“Just to be the labor component is depreciating, every season buyers demand discounts and after years of doing this, there comes a point when every low hanging fruit has been picked,” Edwin Keh, chief executive officer of Hong Kong Research Institute of Textiles and Apparel, said in Shanghai. “Moving up the supply chain to become importers, provide more services and finally brand owners seem to be a natural progression.“
Around half of the exhibitors at the September edition of Chic are working on their own label, in March this number stands traditionally even higher at 80 percent. Most companies still rely on producing for others while building their own brands, but companies which are exclusively selling their own designs are emerging quickly.

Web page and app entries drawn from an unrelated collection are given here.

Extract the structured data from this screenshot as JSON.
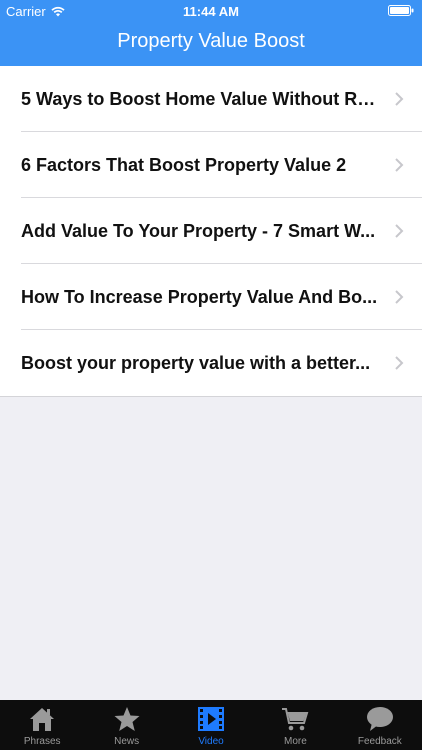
{
  "status_bar": {
    "carrier": "Carrier",
    "time": "11:44 AM"
  },
  "nav": {
    "title": "Property Value Boost"
  },
  "list": {
    "items": [
      {
        "label": "5 Ways to Boost Home Value Without Re..."
      },
      {
        "label": "6 Factors That Boost Property Value 2"
      },
      {
        "label": "Add Value To Your Property - 7 Smart W..."
      },
      {
        "label": "How To Increase Property Value And Bo..."
      },
      {
        "label": "Boost your property value with a better..."
      }
    ]
  },
  "tabbar": {
    "tabs": [
      {
        "label": "Phrases",
        "icon": "house-icon"
      },
      {
        "label": "News",
        "icon": "star-icon"
      },
      {
        "label": "Video",
        "icon": "film-icon",
        "active": true
      },
      {
        "label": "More",
        "icon": "cart-icon"
      },
      {
        "label": "Feedback",
        "icon": "chat-bubble-icon"
      }
    ]
  },
  "colors": {
    "nav_blue": "#3b93f5",
    "active_tab": "#1e7bff",
    "tab_bg": "#0d0d0d",
    "inactive_tab": "#9a9a9a"
  }
}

Guangzhou-based Mao Mart Homme is one of these so-called designer brands, which is already showing its 10th collection at Chic. The minimalistic designs of the label are inspired by the shapes of traditional Chinese clothing which tend to be straighter than European garments which are more tailored to the shape of the body, said founder and designer Mao Nen. Her brand is already being sold in more than 200 stores in China.

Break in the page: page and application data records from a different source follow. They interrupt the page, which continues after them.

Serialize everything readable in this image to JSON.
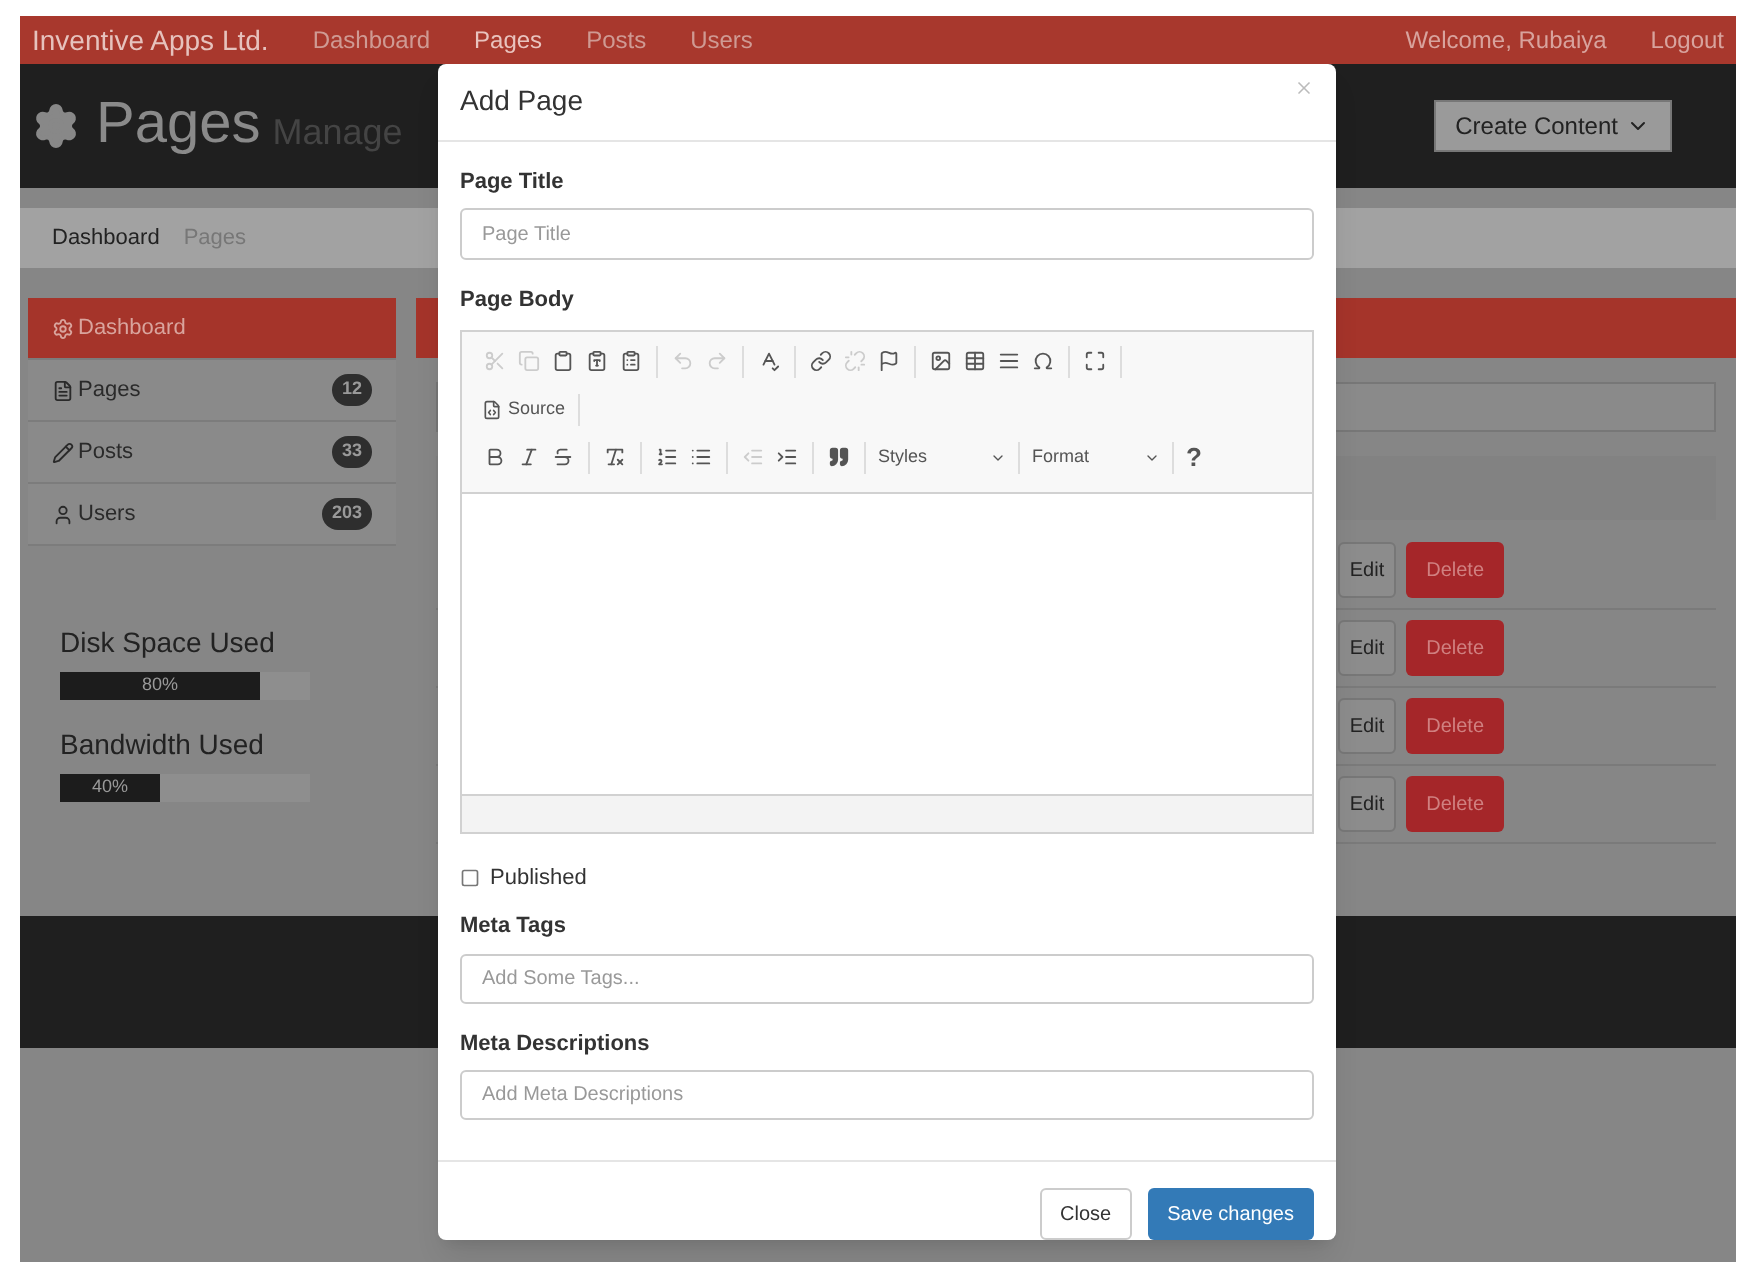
{
  "navbar": {
    "brand": "Inventive Apps Ltd.",
    "links": [
      {
        "label": "Dashboard",
        "selected": false
      },
      {
        "label": "Pages",
        "selected": true
      },
      {
        "label": "Posts",
        "selected": false
      },
      {
        "label": "Users",
        "selected": false
      }
    ],
    "welcome": "Welcome, Rubaiya",
    "logout": "Logout"
  },
  "header": {
    "title": "Pages",
    "subtitle": "Manage",
    "create_button": "Create Content"
  },
  "breadcrumb": [
    "Dashboard",
    "Pages"
  ],
  "sidebar": {
    "items": [
      {
        "label": "Dashboard",
        "selected": true
      },
      {
        "label": "Pages",
        "count": "12",
        "selected": false
      },
      {
        "label": "Posts",
        "count": "33",
        "selected": false
      },
      {
        "label": "Users",
        "count": "203",
        "selected": false
      }
    ]
  },
  "meters": [
    {
      "label": "Disk Space Used",
      "level": 0.8,
      "reading": "80%"
    },
    {
      "label": "Bandwidth Used",
      "level": 0.4,
      "reading": "40%"
    }
  ],
  "rows": [
    {
      "edit": "Edit",
      "delete": "Delete"
    },
    {
      "edit": "Edit",
      "delete": "Delete"
    },
    {
      "edit": "Edit",
      "delete": "Delete"
    },
    {
      "edit": "Edit",
      "delete": "Delete"
    }
  ],
  "modal": {
    "title": "Add Page",
    "page_title": {
      "label": "Page Title",
      "placeholder": "Page Title"
    },
    "page_body": {
      "label": "Page Body",
      "tools": [
        {
          "disabled": true
        },
        {
          "disabled": true
        },
        {
          "disabled": false
        },
        {
          "disabled": false
        },
        {
          "disabled": false
        },
        {
          "disabled": true
        },
        {
          "disabled": true
        },
        {
          "disabled": false
        },
        {
          "disabled": false
        },
        {
          "disabled": true
        },
        {
          "disabled": false
        },
        {
          "disabled": false
        },
        {
          "disabled": false
        },
        {
          "disabled": false
        },
        {
          "disabled": false
        },
        {
          "disabled": false
        }
      ],
      "source": "Source",
      "styles": "Styles",
      "format": "Format",
      "help": "?"
    },
    "published": {
      "label": "Published",
      "checked": false
    },
    "meta_tags": {
      "label": "Meta Tags",
      "placeholder": "Add Some Tags..."
    },
    "meta_descriptions": {
      "label": "Meta Descriptions",
      "placeholder": "Add Meta Descriptions"
    },
    "buttons": {
      "close": "Close",
      "save": "Save changes"
    }
  }
}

Feng San San is another designer showing his collections at Chic who is drawing inspiration from traditional Chinese culture. After the initial success of his couture creations embellished with folkloristic elements from Tibet or the Peking Opera, Feng is targeting the mainstream market now. He plans to sell his commercial collection online from next year, hoping to appeal to customers from 18 to 35 years with a modern take on traditions.
“In daily life, clothes with traditional elements are not worn as much yet,” Fen San San said in Shanghai. “But if I can create a feeling with my designs that resonates with people, they’ll buy because they like it.”

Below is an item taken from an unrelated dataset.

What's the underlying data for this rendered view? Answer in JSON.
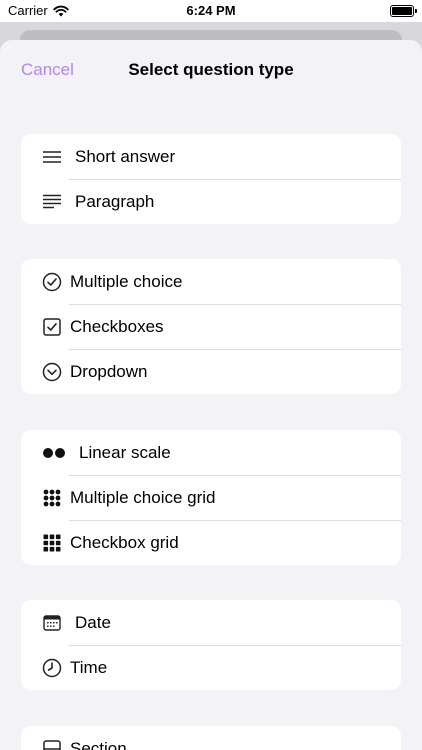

Despite the renewed interest in traditional clothing as embodied by the Hanfu-movement, it still remains to be seen whether young consumers will buy into distinct “Chinese” designs. Millenials in China, like elsewhere, are drawn to hyped streetwear brands such as Supreme and international fast-fashion retailers like Zara and Uniqlo.
When facing fierce competition in the fashion market, being able to build a brand remains key to success whether at home or abroad. In September, Shanghai-based brand Icicle opened its first flagship store outside China in Paris. The company also acquired French fashion house Carven in October last year. Bosideng, one of China’s most well-known down outerwear brands with more than 7,000 monobrand stores in China, closed its store in London in 2017 only to reopen it a year later. The brand is expanding in Europe via its Italian subsidiary and is being sold at 550 multi-brand stores from Italy to Russia.
One of the most crucial questions for the future of the Chinese fashion industry remains as to whether its companies will succeed in establishing their brands with global consumers. This will, in return, also help to elevate their brand image at home.
“How can a brand be developed? It’s an accumulation. The product must be well-made and from here on a brand can be built up. Then we can speak about such things as taste or artisanship,” said Chen Dapeng.
For now, the trend of acquiring international brands to enter broader markets and learn about the soft skills needed to woo consumers still remains – at least for conglomerates with deep pockets. The past years have seen the acquisition of Parisian fashion house Lanvin and Austrian hosiery maker Wolford by Fosun, while Shandong Ruyi bought Bally and Aquascutum.
Acquisitions will remain a way to learn and get involved, it’s sensible to expect a Chinese brand with international clout to emerge within the next ten years, said Keh. The same might be true about a new ‘Made in China’ style. After flipping through runway pictures, photos of typical Chinese streets and a coat printed with the package design of an iconic coconut drink, the trailer of the first Li-Ning fashion contest concludes:
“A trend won’t be achieved overnight but, hey, we’ve started! One day, there won’t be a Chinese fashion trend anymore, just a trending style. And everyone worldwide will know about it, because you’re really on-trend.”
Fashion Show at the launch of Li-Ning Cup | FashionUnited